Toadmoor Tunnel (originally called Hag Wood Tunnel) was built at Ambergate as part of the North Midland Railway, which opened in 1840.[1]

128 yards long, it was cut through an unstable hillside on a notoriously difficult line of route. What had initially been expected to be acceptably strong coal-bearing rock turned out to be wet shale. On beginning excavation a landslide occurred, the effects of which can still be seen further up the bank in Thatcher's Wood.[2]

The engineer Frederick Swanwick decided to proceed using the cut-and- cover method, with stone retaining walls and invert, and a brick-built masonry arch over the top, which gives it its unusual elliptical shape. Because of this, it took 15 months to build, instead of the planned two.

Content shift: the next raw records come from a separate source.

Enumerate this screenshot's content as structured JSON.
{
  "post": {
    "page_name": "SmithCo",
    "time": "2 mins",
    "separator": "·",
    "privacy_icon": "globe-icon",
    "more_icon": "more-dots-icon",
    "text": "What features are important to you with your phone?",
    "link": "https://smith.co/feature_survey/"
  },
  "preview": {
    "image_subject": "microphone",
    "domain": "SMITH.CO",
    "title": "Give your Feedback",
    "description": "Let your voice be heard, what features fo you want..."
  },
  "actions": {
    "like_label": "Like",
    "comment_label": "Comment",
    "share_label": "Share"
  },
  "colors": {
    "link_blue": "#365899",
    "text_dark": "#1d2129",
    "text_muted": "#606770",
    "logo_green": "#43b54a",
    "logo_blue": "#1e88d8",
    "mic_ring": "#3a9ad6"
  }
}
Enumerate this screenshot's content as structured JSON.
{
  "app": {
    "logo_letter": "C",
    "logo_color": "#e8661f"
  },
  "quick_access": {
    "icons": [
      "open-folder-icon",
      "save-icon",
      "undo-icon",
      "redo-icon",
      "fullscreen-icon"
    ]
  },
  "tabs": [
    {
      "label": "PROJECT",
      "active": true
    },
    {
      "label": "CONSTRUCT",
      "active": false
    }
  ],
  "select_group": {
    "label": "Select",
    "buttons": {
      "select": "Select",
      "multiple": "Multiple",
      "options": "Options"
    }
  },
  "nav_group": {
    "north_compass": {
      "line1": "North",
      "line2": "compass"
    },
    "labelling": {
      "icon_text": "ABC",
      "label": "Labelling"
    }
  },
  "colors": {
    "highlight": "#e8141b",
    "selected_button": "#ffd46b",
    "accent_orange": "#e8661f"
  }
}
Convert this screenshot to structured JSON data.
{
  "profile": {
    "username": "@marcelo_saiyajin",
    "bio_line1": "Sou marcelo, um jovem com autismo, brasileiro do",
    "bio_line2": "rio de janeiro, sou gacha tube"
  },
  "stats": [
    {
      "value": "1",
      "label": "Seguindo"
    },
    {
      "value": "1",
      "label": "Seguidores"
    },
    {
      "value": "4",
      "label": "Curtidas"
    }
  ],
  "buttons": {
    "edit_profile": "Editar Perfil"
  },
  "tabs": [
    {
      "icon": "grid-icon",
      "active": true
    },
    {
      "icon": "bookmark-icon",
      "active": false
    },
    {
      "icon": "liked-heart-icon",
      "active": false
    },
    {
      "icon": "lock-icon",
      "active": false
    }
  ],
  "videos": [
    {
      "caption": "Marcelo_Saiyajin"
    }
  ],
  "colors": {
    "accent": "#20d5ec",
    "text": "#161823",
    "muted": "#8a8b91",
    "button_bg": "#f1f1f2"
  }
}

It is thought that a second landslip may have occurred sometime later, so that it was braced with steel hoops at its southern end.[2]

Because of the tunnel cross section the depth of ballast under the track is adequate in the centre but almost nothing close to the walls, which produces settlement in the middle and crushed ballast at the edges.[3]

Other problems arise with a need for increased line speed and the arrival of electrification, not least because it is grade 2 listed and part of the Derwent Valley World Heritage site.

External links[edit]

References[edit]

  1. ^ Jewell, R., (1995) Images of Belper & Ambergate, Derby: Breedon Books
  2. ^ a b Alan Baxter and Associates in World Heritage News, Issue 14, 2014, Derwent Valley Mills Partnership
  3. ^ Balfour Beatty: Polyurethane slab track 4 August 2014

Coordinates: 53°03′38″N 1°28′51″W / 53.06051°N 1.48070°W / 53.06051; -1.48070